"What we'd like to see is [government officials] enforce the laws that currently exist, which they have never done," says Ira Mehlman of The Federation of American Immigration Reform (FAIR) in Washington. "Most Americans fundamentally find objectionable that to even consider enforcing our laws we have to first make a deal with the people who break the laws."
Russell Pearce, a state lawmaker in Arizona and sponsor of a bill there to sanction employers who hire undocumented workers, calls this approach "attrition by enforcement." "One stop at a time [of a suspected illegal immigrant]. One employer at a time. Shut down the rides, turn down the lights, the crowd goes home," says Mr. Pearce.
Whether this approach could be effective, and at what cost in terms of both dollars and human misery, is hotly debated.

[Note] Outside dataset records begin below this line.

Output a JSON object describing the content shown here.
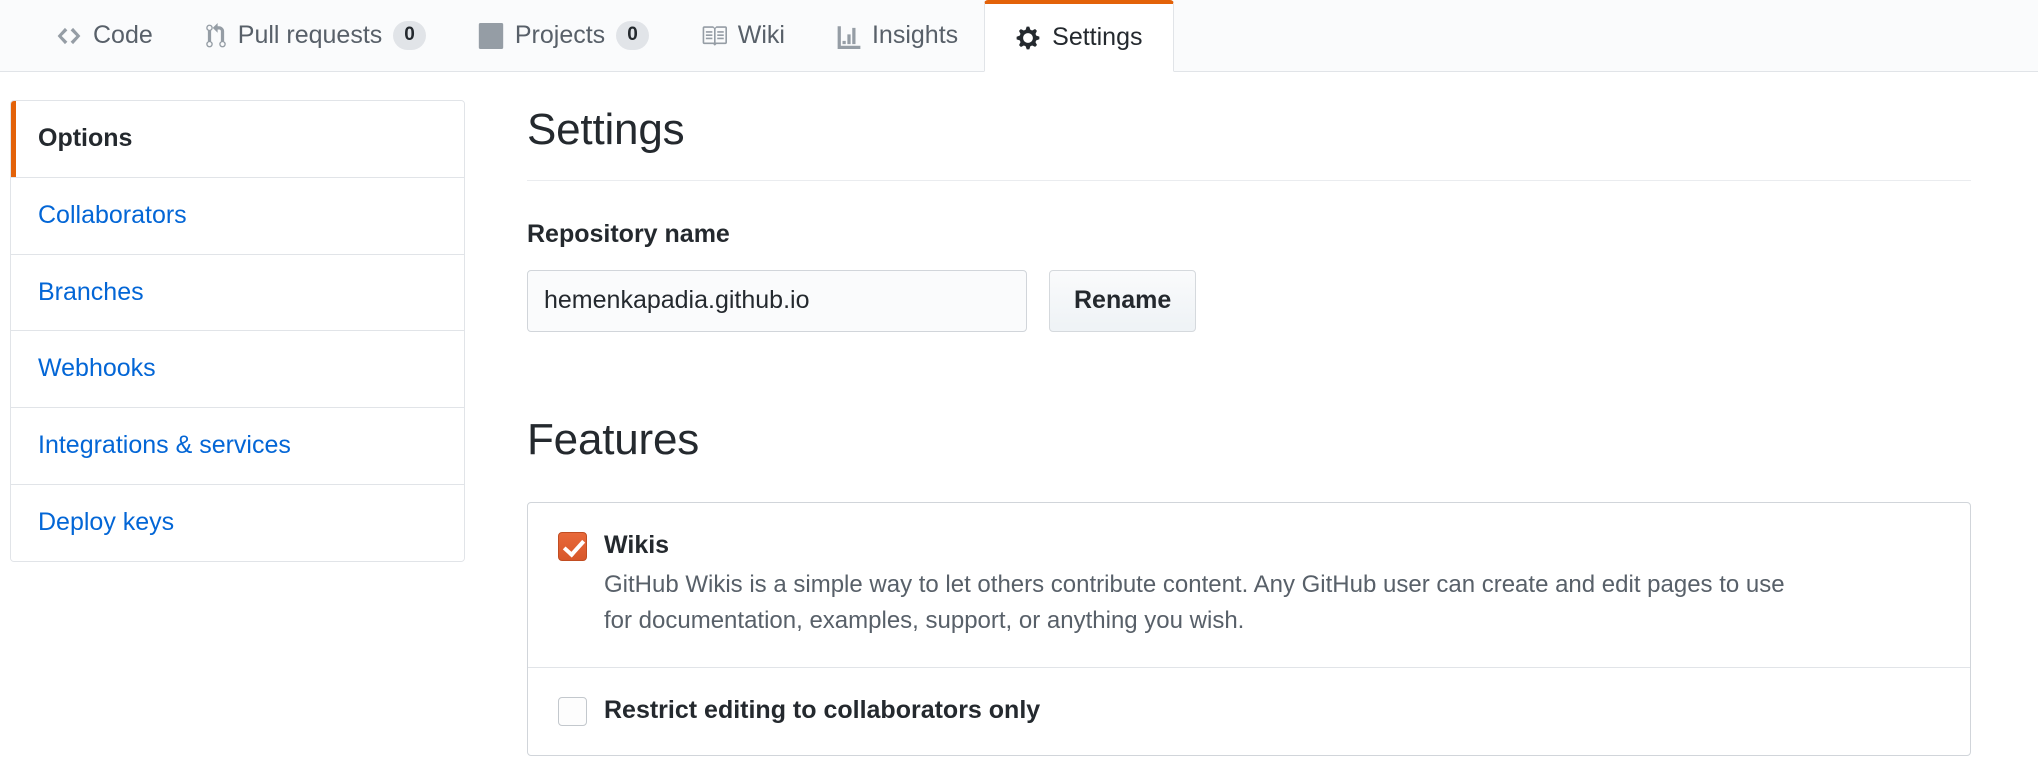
{
  "repo_nav": {
    "tabs": [
      {
        "label": "Code",
        "icon": "code-icon",
        "counter": null,
        "active": false
      },
      {
        "label": "Pull requests",
        "icon": "git-pull-request-icon",
        "counter": "0",
        "active": false
      },
      {
        "label": "Projects",
        "icon": "project-board-icon",
        "counter": "0",
        "active": false
      },
      {
        "label": "Wiki",
        "icon": "book-icon",
        "counter": null,
        "active": false
      },
      {
        "label": "Insights",
        "icon": "graph-icon",
        "counter": null,
        "active": false
      },
      {
        "label": "Settings",
        "icon": "gear-icon",
        "counter": null,
        "active": true
      }
    ]
  },
  "sidebar": {
    "items": [
      {
        "label": "Options",
        "selected": true
      },
      {
        "label": "Collaborators",
        "selected": false
      },
      {
        "label": "Branches",
        "selected": false
      },
      {
        "label": "Webhooks",
        "selected": false
      },
      {
        "label": "Integrations & services",
        "selected": false
      },
      {
        "label": "Deploy keys",
        "selected": false
      }
    ]
  },
  "main": {
    "settings_heading": "Settings",
    "repository_name": {
      "label": "Repository name",
      "value": "hemenkapadia.github.io",
      "placeholder": "Repository name",
      "rename_button": "Rename"
    },
    "features_heading": "Features",
    "features": [
      {
        "name": "wikis",
        "title": "Wikis",
        "checked": true,
        "description": "GitHub Wikis is a simple way to let others contribute content. Any GitHub user can create and edit pages to use for documentation, examples, support, or anything you wish."
      },
      {
        "name": "restrict-editing",
        "title": "Restrict editing to collaborators only",
        "checked": false,
        "description": ""
      }
    ]
  },
  "colors": {
    "accent_orange": "#e36209",
    "link_blue": "#0366d6",
    "text_dark": "#24292e",
    "text_muted": "#586069",
    "border": "#e1e4e8",
    "checkbox_checked": "#d8572a"
  }
}
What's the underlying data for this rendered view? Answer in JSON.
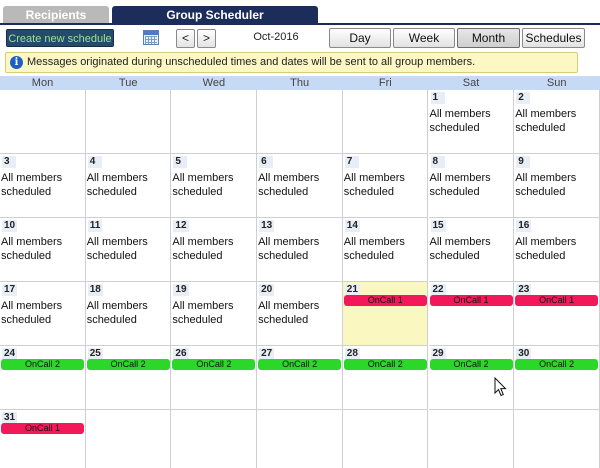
{
  "tabs": [
    {
      "label": "Recipients",
      "active": false
    },
    {
      "label": "Group Scheduler",
      "active": true
    }
  ],
  "toolbar": {
    "create_label": "Create new schedule",
    "prev_label": "<",
    "next_label": ">",
    "month_label": "Oct-2016",
    "views": [
      "Day",
      "Week",
      "Month",
      "Schedules"
    ],
    "active_view": "Month"
  },
  "info": {
    "icon": "i",
    "text": "Messages originated during unscheduled times and dates will be sent to all group members."
  },
  "calendar": {
    "days_of_week": [
      "Mon",
      "Tue",
      "Wed",
      "Thu",
      "Fri",
      "Sat",
      "Sun"
    ],
    "weeks": [
      [
        {
          "day": "",
          "text": ""
        },
        {
          "day": "",
          "text": ""
        },
        {
          "day": "",
          "text": ""
        },
        {
          "day": "",
          "text": ""
        },
        {
          "day": "",
          "text": ""
        },
        {
          "day": "1",
          "text": "All members scheduled"
        },
        {
          "day": "2",
          "text": "All members scheduled"
        }
      ],
      [
        {
          "day": "3",
          "text": "All members scheduled"
        },
        {
          "day": "4",
          "text": "All members scheduled"
        },
        {
          "day": "5",
          "text": "All members scheduled"
        },
        {
          "day": "6",
          "text": "All members scheduled"
        },
        {
          "day": "7",
          "text": "All members scheduled"
        },
        {
          "day": "8",
          "text": "All members scheduled"
        },
        {
          "day": "9",
          "text": "All members scheduled"
        }
      ],
      [
        {
          "day": "10",
          "text": "All members scheduled"
        },
        {
          "day": "11",
          "text": "All members scheduled"
        },
        {
          "day": "12",
          "text": "All members scheduled"
        },
        {
          "day": "13",
          "text": "All members scheduled"
        },
        {
          "day": "14",
          "text": "All members scheduled"
        },
        {
          "day": "15",
          "text": "All members scheduled"
        },
        {
          "day": "16",
          "text": "All members scheduled"
        }
      ],
      [
        {
          "day": "17",
          "text": "All members scheduled"
        },
        {
          "day": "18",
          "text": "All members scheduled"
        },
        {
          "day": "19",
          "text": "All members scheduled"
        },
        {
          "day": "20",
          "text": "All members scheduled"
        },
        {
          "day": "21",
          "event": "OnCall 1",
          "today": true
        },
        {
          "day": "22",
          "event": "OnCall 1"
        },
        {
          "day": "23",
          "event": "OnCall 1"
        }
      ],
      [
        {
          "day": "24",
          "event": "OnCall 2"
        },
        {
          "day": "25",
          "event": "OnCall 2"
        },
        {
          "day": "26",
          "event": "OnCall 2"
        },
        {
          "day": "27",
          "event": "OnCall 2"
        },
        {
          "day": "28",
          "event": "OnCall 2"
        },
        {
          "day": "29",
          "event": "OnCall 2"
        },
        {
          "day": "30",
          "event": "OnCall 2"
        }
      ],
      [
        {
          "day": "31",
          "event": "OnCall 1"
        },
        {
          "day": "",
          "text": ""
        },
        {
          "day": "",
          "text": ""
        },
        {
          "day": "",
          "text": ""
        },
        {
          "day": "",
          "text": ""
        },
        {
          "day": "",
          "text": ""
        },
        {
          "day": "",
          "text": ""
        }
      ]
    ]
  },
  "colors": {
    "tab_active": "#1c2d5c",
    "tab_inactive": "#b9b9b9",
    "oncall_1": "#f2185a",
    "oncall_2": "#2bd729",
    "header_bg": "#c6daf5",
    "today_bg": "#fbf7c0",
    "info_bg": "#fdf7c3"
  },
  "icons": {
    "calendar": "calendar-icon",
    "info": "info-icon",
    "cursor": "mouse-cursor-icon"
  }
}
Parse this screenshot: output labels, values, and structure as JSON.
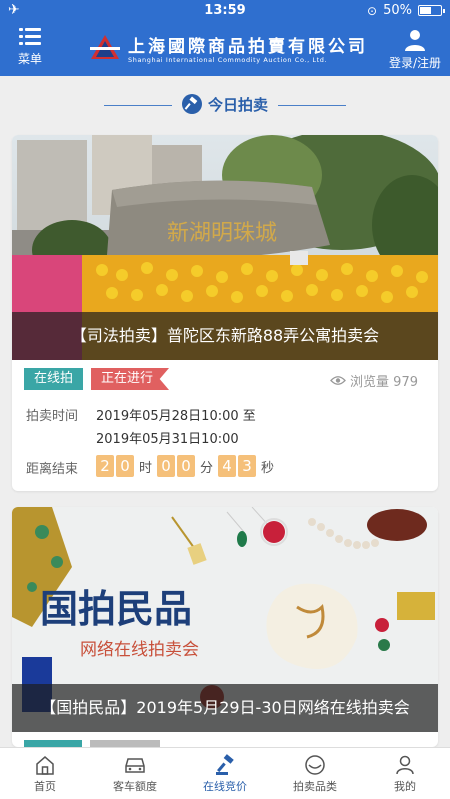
{
  "status": {
    "time": "13:59",
    "battery": "50%",
    "battery_level": 0.5
  },
  "header": {
    "menu_label": "菜单",
    "logo_cn": "上海國際商品拍賣有限公司",
    "logo_en": "Shanghai International Commodity Auction Co., Ltd.",
    "login_label": "登录/注册"
  },
  "section": {
    "title": "今日拍卖"
  },
  "auctions": [
    {
      "caption": "【司法拍卖】普陀区东新路88弄公寓拍卖会",
      "stone_text": "新湖明珠城",
      "tag_mode": "在线拍",
      "tag_status": "正在进行",
      "views_label": "浏览量 979",
      "time_label": "拍卖时间",
      "time_start": "2019年05月28日10:00 至",
      "time_end": "2019年05月31日10:00",
      "countdown_label": "距离结束",
      "cd": {
        "h1": "2",
        "h2": "0",
        "hu": "时",
        "m1": "0",
        "m2": "0",
        "mu": "分",
        "s1": "4",
        "s2": "3",
        "su": "秒"
      }
    },
    {
      "caption": "【国拍民品】2019年5月29日-30日网络在线拍卖会",
      "banner_title": "国拍民品",
      "banner_subtitle": "网络在线拍卖会"
    }
  ],
  "tabbar": [
    {
      "label": "首页",
      "icon": "home-icon"
    },
    {
      "label": "客车额度",
      "icon": "car-icon"
    },
    {
      "label": "在线竞价",
      "icon": "gavel-icon"
    },
    {
      "label": "拍卖品类",
      "icon": "bowl-icon"
    },
    {
      "label": "我的",
      "icon": "user-icon"
    }
  ],
  "colors": {
    "primary": "#2f6fcf",
    "tag_online": "#3aa6a6",
    "tag_live": "#e06060",
    "digit": "#f5c07a"
  }
}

Some insist it would not, in fact, empty America of illegal immigrants, but would only drive those here deeper underground, increasing the likelihood that they would be exploited and abused.
Critics of "enforcement only," in fact, say some laws on the books today are unenforceable. "To be able to enforce the law, we must have an enforceable law," Sen. Jon Kyl (R) of Arizona, an architect of the downed bill, had argued before Thursday's vote. He cited the law governing workplace enforcement as not providing a viable system. "If you don't have a good law to enforce, you can't work that strategy" of attrition.
Supporters of the "grand bargain" on immigration had said that if the Senate rejected this key procedural vote, immigration reform would be dead until new elections. But after the vote, Senate majority leader Harry Reid predicted: "It will come back. It's only a question of when. We're only six months into this Congress."
For the moment, though, faith in "enforcement first" – coupled with a Senate amendment process that angered some fence-sitting lawmakers – proved too potent for the forces of compromise to overcome. By the time the bill got through a bruising floor debate, it had made foes in both parties. While a core of GOP conservatives led the fight that toppled the bill, opposition was severe among Democrats, too.
What most riled conservative Republicans – and their fired-up constituents – was the proposed law's path to citizenship for people now in the US illegally. It would be 1986 all over again, they said, referring to the most recent US immigration-reform legislation. Those who had broken immigration laws would get to stay, and politicians in Washington would still not enforce their own immigration laws, they argued.